9. “How are you?”
This is a formal way to respond when someone says “Hey!” This can be used to greet someone who isn’t quite familiar.
However, you can use this with someone you do know fairly well with ease. A neighbor walks by you while taking an after-dinner stroll and says “Hey!” when he sees you.
You can respond with “How are you?” without the expectation of a conversation.
10. “Good morning!” (or “Good afternoon/evening!”)
This is a formal way to respond to “Hey!” You may use it with someone unfamiliar or your co-worker or even an employer or supervisor. Just be sure to answer according to the time of day!
You can also use this if you want to prevent a long conversation with someone.
By answering “Hey!” with a statement, you are being polite without really giving the other individual much room to start a conversation.
11. “Hey you!”
Have you ever had someone speak to you, but you can’t remember the person’s name? Saying “Hey you!” gives you an out.
You can be polite, respond appropriately, and you can even exchange “How are you?” without the other individual knowing you haven’t quite identified them and their relationship to you.
12. “What are you up to?”
This can be used in informal conversation, and it is typically used with someone you are at least somewhat familiar with.
This is appropriate when you have time for a short conversation, such as at a dinner party or an office get together.
A typical conversation using this response might be as follows: (Familiar friend) “Hey!” (You) “Hey! What are you up to?”
This can also be used if you see a friend you haven’t seen in some time.
13. “How’s your day going?”
Again, this is to be reserved for someone with whom you are acquainted. This could be used at the office, at school, or in an informal situation such as running into a familiar face while out running errands.
Be aware that this is going to initiate further conversation (more than likely) so, if you are in a hurry, don’t use this greeting. Keep in mind some people will tell you more about their day than you actually care to hear.
14. “Hey! What a pleasant surprise!”
This is a formal greeting that you would use with someone familiar, who is a face you haven’t seen in a while.
Again, be prepared for conversation after using this greeting – however, it is likely if you choose this response, you are ready to slow down and have a short visit with this individual.
There are many ways to respond when someone says “Hey!” Be careful to use certain greetings in formal situations, and always be polite – even if the person greeting you is unfamiliar.
Hey fellow Linguaholics! It’s me, Marcel. I am the proud owner of linguaholic.com.

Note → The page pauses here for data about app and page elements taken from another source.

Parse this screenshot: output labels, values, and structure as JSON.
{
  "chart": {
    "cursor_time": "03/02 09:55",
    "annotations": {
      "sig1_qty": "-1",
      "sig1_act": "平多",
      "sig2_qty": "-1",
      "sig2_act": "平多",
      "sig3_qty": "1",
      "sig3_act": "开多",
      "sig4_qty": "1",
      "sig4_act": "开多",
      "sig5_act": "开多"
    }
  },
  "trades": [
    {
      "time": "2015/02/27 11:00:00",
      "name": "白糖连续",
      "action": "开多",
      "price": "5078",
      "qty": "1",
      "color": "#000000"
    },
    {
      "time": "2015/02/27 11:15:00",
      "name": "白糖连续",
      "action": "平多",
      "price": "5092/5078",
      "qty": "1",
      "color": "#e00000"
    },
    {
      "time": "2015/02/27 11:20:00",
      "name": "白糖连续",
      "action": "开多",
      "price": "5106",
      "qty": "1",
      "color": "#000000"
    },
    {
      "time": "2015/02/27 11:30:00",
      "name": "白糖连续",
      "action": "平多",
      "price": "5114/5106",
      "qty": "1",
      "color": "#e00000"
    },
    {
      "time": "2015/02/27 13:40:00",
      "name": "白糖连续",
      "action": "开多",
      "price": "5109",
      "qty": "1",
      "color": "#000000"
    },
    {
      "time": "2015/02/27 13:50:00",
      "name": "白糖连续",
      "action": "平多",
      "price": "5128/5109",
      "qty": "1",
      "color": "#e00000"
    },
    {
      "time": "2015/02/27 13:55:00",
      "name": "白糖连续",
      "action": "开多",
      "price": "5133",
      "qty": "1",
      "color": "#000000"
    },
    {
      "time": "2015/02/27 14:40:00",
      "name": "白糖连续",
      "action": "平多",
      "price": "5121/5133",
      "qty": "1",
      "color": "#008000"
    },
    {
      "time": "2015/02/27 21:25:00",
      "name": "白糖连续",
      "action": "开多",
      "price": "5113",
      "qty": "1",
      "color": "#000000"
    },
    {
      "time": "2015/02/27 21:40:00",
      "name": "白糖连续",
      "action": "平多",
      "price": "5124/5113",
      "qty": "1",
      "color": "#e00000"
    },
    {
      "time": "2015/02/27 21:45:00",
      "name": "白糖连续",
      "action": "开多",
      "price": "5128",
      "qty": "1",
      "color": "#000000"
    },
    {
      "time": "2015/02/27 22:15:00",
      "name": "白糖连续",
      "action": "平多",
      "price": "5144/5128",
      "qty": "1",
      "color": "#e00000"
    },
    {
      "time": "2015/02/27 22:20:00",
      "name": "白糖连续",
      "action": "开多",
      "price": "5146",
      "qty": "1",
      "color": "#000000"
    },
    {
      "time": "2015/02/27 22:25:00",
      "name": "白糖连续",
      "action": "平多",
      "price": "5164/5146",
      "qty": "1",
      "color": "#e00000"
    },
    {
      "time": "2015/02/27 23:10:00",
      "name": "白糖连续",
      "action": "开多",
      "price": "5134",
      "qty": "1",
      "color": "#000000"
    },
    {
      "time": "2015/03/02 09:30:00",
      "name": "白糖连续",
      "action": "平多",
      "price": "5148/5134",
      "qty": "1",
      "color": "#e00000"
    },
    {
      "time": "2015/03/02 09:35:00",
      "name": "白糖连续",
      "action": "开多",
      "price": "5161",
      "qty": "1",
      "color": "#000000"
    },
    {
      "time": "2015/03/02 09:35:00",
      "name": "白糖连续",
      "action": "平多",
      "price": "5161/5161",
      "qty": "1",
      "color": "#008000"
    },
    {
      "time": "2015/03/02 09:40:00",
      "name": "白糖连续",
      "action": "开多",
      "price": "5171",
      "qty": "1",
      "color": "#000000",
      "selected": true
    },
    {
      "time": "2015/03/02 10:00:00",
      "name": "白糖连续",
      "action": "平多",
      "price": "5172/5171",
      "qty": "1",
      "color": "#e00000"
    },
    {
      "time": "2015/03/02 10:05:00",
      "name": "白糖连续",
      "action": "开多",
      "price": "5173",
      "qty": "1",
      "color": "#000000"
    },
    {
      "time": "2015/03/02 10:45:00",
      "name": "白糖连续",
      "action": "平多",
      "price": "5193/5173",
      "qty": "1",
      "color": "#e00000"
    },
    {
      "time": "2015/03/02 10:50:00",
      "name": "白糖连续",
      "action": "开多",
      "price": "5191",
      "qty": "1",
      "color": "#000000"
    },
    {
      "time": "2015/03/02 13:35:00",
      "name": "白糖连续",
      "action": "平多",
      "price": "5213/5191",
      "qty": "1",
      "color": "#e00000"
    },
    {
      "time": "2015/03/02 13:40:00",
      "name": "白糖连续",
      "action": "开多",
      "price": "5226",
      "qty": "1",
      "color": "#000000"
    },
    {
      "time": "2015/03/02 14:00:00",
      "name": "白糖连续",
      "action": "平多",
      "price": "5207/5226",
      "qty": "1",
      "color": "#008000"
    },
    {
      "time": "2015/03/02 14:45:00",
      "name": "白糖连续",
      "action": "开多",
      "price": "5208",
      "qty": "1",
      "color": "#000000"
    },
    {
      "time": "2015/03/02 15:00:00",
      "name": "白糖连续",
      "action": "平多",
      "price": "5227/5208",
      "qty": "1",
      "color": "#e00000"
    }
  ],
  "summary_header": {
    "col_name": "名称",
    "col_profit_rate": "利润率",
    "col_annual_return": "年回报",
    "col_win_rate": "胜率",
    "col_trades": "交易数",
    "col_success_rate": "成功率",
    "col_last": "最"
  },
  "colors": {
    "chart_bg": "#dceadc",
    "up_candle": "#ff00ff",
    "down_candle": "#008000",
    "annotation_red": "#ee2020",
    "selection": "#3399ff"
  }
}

Languages have always been my passion and I have studied Linguistics, Computational Linguistics and Sinology at the University of Zurich. It is my utmost pleasure to share with all of you guys what I know about languages and linguistics in general.